HOUSMAIL HM#023 -                                                                                                                          28 March 1999


"Behold, I was brought forth in iniquity, and in sin did my mother conceive me." (Psalm 51:5)

The verse quoted above has long been one of the strongholds of those who promote the doctrine of "Original Sin" in one or other of its various forms.

However, for those of us who do NOT believe that doctrine is supported by the rest of Scripture, it is far more logical to assume that the verse has a different meaning.

We have all heard the phrase "living in sin". And we all know that in plain English, it means that two parties are living together without benefit of wedlock. To be "conceived in sin" is to be born as a result of such a liaison.

If we bypass the "invented theology" of "original sin", it is far more logical to take the verse at face value, and assume that there may have been some "scandal" associated with the circumstances of David's birth.

We find some evidence which tends to support that in some of the snippets of genealogical information which are given about David and his family.

From 1 Sam 17:12 we learn that David is one of eight brothers. 1 Chron 2:13-16 names seven, as well as two sisters, Zeruiah, and Abigail.

The sons of Zeruiah include Joab and Abishai and Asahel. Abishai was with David in exile. 1 Sam 26:6. Joab, Abishai, and Asahel all became leaders in David's army. This probably means that although nephews of David, they were of a similar age, and that therefore David's two sisters were much older than David.

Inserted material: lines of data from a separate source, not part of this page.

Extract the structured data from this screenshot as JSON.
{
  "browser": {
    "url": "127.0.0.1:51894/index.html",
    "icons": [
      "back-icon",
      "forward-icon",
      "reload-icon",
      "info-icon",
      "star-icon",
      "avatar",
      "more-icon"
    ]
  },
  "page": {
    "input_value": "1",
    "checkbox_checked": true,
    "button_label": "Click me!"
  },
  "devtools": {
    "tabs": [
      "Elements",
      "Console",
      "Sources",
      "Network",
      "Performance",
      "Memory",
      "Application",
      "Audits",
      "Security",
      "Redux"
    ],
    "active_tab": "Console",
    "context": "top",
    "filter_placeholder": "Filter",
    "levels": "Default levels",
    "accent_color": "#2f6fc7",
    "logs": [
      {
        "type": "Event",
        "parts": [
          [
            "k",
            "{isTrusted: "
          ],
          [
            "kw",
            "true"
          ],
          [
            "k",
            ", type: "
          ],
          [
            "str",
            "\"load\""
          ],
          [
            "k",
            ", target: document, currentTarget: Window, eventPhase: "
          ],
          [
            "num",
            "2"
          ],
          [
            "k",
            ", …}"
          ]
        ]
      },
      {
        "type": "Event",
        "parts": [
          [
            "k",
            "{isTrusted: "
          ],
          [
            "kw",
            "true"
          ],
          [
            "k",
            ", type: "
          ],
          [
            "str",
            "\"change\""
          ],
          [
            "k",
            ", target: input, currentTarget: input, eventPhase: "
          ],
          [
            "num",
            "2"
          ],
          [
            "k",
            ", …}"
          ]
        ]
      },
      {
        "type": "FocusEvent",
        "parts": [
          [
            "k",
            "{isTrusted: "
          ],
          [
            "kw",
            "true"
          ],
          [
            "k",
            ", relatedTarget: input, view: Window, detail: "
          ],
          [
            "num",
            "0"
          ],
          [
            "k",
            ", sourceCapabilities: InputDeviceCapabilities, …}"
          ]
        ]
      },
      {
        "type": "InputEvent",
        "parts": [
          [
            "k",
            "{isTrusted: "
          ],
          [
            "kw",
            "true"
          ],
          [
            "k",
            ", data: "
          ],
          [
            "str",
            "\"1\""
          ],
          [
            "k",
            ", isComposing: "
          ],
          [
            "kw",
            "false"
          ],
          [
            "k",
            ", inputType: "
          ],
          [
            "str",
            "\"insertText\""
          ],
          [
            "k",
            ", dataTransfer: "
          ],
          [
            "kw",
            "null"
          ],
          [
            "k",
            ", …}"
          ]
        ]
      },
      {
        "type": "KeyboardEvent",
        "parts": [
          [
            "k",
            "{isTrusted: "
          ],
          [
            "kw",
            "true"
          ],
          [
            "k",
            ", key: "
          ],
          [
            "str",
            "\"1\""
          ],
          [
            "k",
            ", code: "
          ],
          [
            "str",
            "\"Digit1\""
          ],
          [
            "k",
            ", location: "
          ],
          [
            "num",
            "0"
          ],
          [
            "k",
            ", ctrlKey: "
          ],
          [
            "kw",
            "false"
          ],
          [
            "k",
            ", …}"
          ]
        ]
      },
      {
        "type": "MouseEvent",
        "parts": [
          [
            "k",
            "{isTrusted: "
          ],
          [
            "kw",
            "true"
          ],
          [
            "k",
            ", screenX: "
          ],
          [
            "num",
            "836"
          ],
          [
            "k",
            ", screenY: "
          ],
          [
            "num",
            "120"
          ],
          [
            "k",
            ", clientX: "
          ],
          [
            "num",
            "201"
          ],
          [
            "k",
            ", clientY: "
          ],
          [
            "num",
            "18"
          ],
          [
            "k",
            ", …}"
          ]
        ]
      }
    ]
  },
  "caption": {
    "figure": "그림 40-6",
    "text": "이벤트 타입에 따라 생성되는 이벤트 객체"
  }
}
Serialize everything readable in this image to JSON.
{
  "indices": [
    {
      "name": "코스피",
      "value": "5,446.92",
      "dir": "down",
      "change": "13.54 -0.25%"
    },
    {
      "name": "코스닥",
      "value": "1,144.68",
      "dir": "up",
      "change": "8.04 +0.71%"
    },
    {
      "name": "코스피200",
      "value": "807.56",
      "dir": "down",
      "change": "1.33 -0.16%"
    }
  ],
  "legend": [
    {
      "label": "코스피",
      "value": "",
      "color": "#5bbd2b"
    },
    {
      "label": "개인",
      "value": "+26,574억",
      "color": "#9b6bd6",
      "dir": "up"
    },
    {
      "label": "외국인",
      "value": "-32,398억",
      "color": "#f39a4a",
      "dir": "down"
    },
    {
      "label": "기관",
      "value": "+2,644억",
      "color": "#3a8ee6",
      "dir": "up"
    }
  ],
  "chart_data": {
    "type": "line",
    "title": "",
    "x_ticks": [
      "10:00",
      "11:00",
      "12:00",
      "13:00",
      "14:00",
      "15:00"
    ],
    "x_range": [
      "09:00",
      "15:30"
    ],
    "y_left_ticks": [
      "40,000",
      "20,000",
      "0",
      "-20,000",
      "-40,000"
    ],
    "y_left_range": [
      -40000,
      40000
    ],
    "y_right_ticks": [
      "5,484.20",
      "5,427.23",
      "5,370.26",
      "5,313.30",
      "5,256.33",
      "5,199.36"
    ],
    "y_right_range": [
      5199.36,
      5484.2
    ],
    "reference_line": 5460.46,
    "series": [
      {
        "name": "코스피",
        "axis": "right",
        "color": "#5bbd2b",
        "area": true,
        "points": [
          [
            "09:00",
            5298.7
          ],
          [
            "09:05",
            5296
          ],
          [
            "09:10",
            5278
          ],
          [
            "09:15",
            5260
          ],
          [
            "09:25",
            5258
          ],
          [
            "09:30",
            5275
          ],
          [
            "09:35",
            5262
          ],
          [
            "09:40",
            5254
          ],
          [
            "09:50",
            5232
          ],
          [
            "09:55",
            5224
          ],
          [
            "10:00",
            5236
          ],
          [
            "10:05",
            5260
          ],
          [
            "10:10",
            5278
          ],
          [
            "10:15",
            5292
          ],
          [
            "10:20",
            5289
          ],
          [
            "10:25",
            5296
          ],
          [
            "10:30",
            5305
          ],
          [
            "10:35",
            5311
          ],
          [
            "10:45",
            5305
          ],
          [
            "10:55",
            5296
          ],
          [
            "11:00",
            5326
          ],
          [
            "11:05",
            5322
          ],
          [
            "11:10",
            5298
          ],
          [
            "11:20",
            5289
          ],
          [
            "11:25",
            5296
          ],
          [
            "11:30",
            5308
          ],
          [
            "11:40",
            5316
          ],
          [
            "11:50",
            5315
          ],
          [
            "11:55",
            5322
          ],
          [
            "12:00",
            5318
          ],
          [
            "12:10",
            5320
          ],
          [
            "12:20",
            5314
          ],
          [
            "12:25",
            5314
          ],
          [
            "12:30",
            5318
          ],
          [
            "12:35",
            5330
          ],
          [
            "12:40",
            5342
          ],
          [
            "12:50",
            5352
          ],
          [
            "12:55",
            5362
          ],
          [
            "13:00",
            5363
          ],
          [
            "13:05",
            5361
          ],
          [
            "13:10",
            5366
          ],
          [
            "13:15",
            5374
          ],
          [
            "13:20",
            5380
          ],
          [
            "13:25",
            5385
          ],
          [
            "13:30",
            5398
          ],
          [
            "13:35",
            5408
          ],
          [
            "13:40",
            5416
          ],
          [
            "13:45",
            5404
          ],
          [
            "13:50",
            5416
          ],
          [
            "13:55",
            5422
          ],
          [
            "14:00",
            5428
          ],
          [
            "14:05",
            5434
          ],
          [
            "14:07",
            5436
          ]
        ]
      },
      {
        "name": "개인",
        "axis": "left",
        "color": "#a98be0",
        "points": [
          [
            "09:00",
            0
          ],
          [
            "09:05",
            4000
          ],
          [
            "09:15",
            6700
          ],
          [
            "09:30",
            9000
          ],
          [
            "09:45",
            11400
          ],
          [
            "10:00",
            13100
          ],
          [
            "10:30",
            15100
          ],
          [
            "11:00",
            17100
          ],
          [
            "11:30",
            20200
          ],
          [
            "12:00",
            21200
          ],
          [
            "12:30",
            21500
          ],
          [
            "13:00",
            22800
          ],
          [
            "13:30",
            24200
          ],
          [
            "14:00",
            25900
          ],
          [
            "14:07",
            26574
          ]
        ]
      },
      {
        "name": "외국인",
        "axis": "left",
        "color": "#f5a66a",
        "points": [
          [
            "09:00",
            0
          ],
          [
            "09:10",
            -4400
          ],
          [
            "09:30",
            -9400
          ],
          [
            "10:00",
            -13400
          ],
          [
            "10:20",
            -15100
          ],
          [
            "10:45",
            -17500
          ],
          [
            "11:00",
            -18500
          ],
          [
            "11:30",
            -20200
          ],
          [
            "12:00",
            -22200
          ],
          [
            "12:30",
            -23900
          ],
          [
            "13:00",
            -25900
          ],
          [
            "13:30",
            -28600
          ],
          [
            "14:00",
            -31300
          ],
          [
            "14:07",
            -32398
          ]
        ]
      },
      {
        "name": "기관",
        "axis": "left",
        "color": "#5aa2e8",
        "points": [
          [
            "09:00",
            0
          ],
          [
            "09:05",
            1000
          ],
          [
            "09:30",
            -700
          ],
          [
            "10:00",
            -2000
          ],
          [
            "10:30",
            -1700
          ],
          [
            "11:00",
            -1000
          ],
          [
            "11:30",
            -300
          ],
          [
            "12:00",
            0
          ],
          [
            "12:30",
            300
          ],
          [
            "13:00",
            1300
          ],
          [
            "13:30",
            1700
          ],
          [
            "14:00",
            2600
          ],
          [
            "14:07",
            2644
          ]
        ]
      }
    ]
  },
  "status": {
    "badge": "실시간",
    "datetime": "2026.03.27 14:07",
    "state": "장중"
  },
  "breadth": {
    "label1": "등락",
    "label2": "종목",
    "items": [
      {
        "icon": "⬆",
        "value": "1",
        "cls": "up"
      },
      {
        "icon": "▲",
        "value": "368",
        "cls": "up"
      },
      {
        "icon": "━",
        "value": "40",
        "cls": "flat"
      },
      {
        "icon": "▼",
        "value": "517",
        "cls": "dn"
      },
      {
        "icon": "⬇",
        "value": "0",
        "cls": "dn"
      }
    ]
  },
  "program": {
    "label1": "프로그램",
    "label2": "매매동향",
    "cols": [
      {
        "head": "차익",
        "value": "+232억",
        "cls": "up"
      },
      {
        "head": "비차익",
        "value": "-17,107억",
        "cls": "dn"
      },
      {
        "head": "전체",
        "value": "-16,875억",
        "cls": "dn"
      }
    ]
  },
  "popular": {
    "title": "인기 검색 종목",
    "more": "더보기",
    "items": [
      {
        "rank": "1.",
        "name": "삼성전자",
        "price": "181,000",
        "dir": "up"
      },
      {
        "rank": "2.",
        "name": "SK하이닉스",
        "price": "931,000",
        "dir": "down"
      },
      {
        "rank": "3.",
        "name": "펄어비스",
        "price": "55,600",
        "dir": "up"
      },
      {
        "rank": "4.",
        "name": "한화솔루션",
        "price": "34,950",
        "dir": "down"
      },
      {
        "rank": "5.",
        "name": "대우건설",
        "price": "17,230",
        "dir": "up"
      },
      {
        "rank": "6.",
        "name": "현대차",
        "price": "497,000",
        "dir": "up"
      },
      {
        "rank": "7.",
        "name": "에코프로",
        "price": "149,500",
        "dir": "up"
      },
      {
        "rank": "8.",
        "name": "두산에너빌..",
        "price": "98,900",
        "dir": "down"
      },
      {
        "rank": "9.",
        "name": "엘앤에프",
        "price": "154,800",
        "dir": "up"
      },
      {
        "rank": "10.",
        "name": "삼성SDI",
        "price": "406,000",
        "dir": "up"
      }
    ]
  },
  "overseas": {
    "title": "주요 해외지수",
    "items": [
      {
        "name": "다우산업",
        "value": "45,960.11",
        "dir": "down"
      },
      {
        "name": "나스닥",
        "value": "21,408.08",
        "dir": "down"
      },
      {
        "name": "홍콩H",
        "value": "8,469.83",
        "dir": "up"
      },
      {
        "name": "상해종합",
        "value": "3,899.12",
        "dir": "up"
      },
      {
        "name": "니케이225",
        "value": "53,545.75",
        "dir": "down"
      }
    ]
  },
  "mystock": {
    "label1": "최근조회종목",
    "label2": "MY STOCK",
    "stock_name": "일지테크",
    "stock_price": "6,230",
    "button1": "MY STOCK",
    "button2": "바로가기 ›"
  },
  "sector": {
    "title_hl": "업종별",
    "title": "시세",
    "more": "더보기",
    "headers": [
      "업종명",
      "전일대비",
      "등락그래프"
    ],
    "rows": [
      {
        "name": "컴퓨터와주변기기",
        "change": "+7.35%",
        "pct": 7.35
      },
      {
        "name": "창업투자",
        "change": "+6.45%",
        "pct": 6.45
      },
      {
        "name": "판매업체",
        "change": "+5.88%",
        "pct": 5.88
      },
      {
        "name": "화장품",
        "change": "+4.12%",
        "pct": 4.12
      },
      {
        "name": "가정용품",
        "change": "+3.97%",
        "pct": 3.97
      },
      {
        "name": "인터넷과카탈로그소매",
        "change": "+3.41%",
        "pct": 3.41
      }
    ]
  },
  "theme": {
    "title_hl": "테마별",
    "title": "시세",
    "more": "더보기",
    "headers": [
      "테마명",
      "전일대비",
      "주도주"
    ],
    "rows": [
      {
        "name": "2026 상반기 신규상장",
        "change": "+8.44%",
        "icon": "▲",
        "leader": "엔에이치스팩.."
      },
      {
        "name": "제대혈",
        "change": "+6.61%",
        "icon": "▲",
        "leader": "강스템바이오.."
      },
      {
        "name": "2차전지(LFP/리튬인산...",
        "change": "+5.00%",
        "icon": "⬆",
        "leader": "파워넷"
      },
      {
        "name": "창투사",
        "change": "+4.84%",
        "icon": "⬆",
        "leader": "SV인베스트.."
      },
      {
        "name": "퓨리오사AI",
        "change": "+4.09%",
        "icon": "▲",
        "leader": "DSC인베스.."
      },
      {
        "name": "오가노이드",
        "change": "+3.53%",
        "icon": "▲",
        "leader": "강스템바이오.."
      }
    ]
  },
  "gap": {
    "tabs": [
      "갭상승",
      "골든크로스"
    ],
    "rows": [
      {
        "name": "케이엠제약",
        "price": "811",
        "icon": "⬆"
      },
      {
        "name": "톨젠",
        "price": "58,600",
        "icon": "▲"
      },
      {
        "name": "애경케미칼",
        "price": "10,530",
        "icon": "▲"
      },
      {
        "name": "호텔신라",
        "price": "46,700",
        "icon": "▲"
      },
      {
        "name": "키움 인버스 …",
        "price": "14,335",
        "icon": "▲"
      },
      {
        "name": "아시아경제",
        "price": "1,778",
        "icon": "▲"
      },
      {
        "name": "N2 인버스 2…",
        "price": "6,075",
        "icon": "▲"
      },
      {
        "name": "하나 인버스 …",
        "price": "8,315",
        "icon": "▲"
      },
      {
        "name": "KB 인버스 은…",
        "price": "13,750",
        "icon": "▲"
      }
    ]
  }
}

Then in 2 Sam 17:25 we learn that in fact Zeruiah and Abigail were only David's HALF SISTERS. Their father was Nahash ..... not Jesse!

Nahash was an Ammonite King who had "dealt loyally with David". (1 Sam 10:2) It seems reasonable to speculate that this is the same Nahash who was the father of Zeruiah and Abigail. If David's two half sisters were in fact the daughters of this Nahash, then Joab, Abishai, and Asahel were his grandsons. So of course it could be expected that Nahash would have a strong incentive to "deal loyally with David" for the sake of his daughters and grandsons.

All of that suggests a "hint of scandal" in the circumstances of David's birth. His mother had two daughters by Nahash, before David was born. Nahash was still living when she bore David to Jesse.

What were the rest of the circumstances? Alas ...... There are too many things left unsaid, to go any further. Some of the unanswered questions include:

- Was David's mother a "divorcee"?
- Or was she perhaps a Jewish captive of war, a slave and concubine in the house of Nahash,
   who later been "rescued", or set free?
- Is it possible that she was an Ammonite? (See Deut 23:3)
- Was she perhaps Jesse's second wife? Or not married to Jesse at all?
- Were David's seven brothers, actually only half brothers?
- Is any of that the reason why, when Samuel asked to meet Jesse's sons, David was not called?
- Does it have anything to do with the reason why David was kept away from the rest of the
   family, tending the flocks?
- Does it contribute to the apparent antagonism of his oldest brother towards him? (1 Sam 17:28)
While we must leave those puzzling questions unanswered, there is certainly enough "hint of scandal" there, to provide a reasonable explanation for David's statement that he was "brought forth in iniquity and conceived in sin".

And it is far more intellectually satisfying than the MYTH of "Original Sin"!